The Crusaders lost their last game of the 2012 season 76-24 to Morehead State, a 3-5 team last year. They shouldn’t lose by 52 points to MSU and with just two wins in three seasons, the period should’ve been put on the end of the sentence then.
Carlson never should’ve been the guy from the beginning, yet he was the guy who coached the VU football team for 43 games. His hiring was a mistake. He didn’t understand the nuances of coaching at a Division I non-scholarship university. He never found the right mix of student/athletes that could excel at VU. He never endeared himself to the broad network of former players who were eager to help in anyway possible.
There was a total misread by the administration, by the people who do the poking and prodding and investigating, by the professionals who are entrusted to run the athletic department, on his qualifications for the job. Nowhere on the official release did it say, “Sorry, we screwed up.”

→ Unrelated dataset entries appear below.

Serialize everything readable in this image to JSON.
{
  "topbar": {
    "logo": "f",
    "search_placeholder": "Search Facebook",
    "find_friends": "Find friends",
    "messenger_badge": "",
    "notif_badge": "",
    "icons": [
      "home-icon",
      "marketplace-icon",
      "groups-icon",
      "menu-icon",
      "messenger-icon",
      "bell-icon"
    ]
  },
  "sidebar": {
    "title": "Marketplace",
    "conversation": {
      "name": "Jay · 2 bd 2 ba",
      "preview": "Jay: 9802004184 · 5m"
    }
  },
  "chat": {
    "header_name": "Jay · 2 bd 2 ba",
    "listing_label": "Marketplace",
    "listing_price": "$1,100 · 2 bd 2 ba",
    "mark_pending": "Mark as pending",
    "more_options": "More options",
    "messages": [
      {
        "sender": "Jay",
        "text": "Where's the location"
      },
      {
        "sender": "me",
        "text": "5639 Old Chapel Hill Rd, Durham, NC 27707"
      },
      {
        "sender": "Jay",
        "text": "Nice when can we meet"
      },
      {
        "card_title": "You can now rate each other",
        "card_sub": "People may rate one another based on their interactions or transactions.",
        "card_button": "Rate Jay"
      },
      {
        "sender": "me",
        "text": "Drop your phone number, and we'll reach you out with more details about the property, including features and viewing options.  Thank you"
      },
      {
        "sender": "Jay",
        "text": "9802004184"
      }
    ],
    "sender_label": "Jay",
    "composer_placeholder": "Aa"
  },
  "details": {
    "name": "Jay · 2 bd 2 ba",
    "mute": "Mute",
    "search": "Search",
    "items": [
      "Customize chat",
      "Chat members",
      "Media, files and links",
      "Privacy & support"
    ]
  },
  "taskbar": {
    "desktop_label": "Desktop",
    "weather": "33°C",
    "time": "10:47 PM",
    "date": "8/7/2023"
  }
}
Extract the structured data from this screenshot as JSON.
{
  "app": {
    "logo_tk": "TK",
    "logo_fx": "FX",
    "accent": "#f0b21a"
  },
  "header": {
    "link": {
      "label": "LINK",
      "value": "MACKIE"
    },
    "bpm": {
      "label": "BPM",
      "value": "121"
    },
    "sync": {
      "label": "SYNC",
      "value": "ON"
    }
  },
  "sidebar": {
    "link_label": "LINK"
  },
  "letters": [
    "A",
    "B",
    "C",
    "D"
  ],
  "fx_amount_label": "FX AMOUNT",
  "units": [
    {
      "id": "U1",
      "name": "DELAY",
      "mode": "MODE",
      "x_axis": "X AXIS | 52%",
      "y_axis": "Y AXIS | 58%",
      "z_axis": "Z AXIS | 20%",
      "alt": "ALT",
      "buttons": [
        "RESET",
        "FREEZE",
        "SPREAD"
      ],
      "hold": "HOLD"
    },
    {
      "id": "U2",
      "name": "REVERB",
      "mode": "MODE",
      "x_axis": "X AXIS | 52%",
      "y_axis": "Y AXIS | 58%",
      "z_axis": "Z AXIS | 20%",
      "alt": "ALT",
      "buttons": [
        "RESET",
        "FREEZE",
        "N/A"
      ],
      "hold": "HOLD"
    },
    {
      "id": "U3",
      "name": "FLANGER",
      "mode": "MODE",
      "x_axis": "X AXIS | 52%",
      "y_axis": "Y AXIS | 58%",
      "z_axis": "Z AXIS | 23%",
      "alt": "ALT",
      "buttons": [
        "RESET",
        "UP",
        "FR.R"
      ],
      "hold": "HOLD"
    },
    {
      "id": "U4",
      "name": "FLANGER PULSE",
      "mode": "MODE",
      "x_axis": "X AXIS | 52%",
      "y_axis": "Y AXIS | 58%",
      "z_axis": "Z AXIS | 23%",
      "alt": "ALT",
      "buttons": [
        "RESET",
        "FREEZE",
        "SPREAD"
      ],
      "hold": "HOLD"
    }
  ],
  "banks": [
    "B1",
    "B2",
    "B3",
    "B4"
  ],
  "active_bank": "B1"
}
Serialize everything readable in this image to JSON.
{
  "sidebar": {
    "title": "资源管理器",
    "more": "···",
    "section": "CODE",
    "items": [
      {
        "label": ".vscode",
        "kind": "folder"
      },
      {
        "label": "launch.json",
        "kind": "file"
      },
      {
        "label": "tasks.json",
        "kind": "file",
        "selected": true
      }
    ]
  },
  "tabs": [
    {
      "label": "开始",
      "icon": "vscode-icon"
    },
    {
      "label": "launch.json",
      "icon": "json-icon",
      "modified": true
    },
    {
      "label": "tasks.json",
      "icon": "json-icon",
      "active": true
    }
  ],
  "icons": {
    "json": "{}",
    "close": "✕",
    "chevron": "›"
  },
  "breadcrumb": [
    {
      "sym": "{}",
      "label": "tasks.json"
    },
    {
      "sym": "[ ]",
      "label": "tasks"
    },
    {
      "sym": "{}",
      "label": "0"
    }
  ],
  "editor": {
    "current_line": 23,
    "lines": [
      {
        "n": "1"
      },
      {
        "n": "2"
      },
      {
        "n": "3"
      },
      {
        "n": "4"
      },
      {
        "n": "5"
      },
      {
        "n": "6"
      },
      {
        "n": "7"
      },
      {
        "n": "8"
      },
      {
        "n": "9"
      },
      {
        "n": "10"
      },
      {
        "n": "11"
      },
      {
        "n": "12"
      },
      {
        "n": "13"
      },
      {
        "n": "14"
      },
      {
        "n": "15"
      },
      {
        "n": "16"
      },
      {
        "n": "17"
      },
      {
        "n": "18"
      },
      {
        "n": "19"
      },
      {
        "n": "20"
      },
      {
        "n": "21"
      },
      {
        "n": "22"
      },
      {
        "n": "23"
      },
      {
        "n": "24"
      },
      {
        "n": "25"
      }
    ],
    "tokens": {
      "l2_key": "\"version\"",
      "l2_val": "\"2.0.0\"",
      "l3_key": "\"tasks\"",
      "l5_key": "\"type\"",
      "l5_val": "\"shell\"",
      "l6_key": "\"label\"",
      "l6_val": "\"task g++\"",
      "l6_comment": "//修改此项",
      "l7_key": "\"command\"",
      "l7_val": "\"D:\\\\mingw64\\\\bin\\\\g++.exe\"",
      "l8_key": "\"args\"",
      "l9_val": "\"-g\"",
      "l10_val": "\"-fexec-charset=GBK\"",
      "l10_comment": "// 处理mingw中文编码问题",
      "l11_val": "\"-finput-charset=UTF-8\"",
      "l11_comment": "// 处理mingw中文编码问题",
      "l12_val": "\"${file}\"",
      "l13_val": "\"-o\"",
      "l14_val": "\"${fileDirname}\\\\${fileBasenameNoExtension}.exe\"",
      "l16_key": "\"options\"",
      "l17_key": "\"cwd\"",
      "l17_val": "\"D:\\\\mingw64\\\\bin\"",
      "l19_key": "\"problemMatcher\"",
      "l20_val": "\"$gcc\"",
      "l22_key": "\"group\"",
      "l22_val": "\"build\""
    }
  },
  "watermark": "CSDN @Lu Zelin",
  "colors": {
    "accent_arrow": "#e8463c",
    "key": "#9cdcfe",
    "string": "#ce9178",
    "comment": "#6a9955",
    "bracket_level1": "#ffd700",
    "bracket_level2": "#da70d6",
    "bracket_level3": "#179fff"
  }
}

This means VU now has a credibility problem. The guys that were good, the players that helped create a competitive culture and even helped the team win championships, are skeptical about the administration’s motives. They don’t know if the administration doesn’t care, is incompetent or just made a mistake. They’re all taking a deep breath and hoping for the latter.
The state of the program is a deep source of heartache for the former players. They are hemorrhaging brown and gold and they’d like some answers. It’s been a decade and two coaches since the Crusaders have excelled.
“This just stinks to see this happen,” Matt Kleczewski, an offensive linemen who played from 1996 to 1998, said. “I get calls. I get texts. It’s embarrassing. I think it’s easy to make him (Carlson) the scapegoat.”
Kyle Padgett, a four-year starter on the offensive line and a 2004 graduate who coaches football at Indianapolis Scecina, a Class 2A powerhouse, said he was never contacted about recruits during Carlson’s tenure.
“Amongst the alumni, the general feeling is that the school is not committed to winning,” he said.
There are layers of possibility that could help improve the program:
A new stadium or a renovated stadium.
New football offices.
Easing some of the academic restrictions for student aid for the players.
All of this is completely irrelevant if the school can’t find the right guy.
It won’t be easy but it’s possible.
Tom Horne finished 67-103-1 in 16 seasons as coach. His team won the Pioneer Football League the year before he quit.
He was a good coach who maximized the Crusaders’ potential after a rocky start. They were generally good and sometimes they were even champions. His charge from the top was to compete for championships every third or fourth year and be competitive in between. That daily goal hasn’t changed.
Finding that person is imperative for LaBarbera. This is a legacy-building moment for him. Basketball was conveniently taken care of for him by the Drews. The good thing for him is that he didn’t have to follow Carlson out the door.
Now, he has a second chance. He needs to get it right this time because there are plenty of people who have noticed.
And they don’t like where this program has been.
For those alumni, those guys who had the opportunity to be good, those memories are irreplaceable. And they feel responsible for getting it back.
“Some of the best days of our lives,” Padgett said.
He wants a future generation of Crusaders football players to be able to say the same thing some day.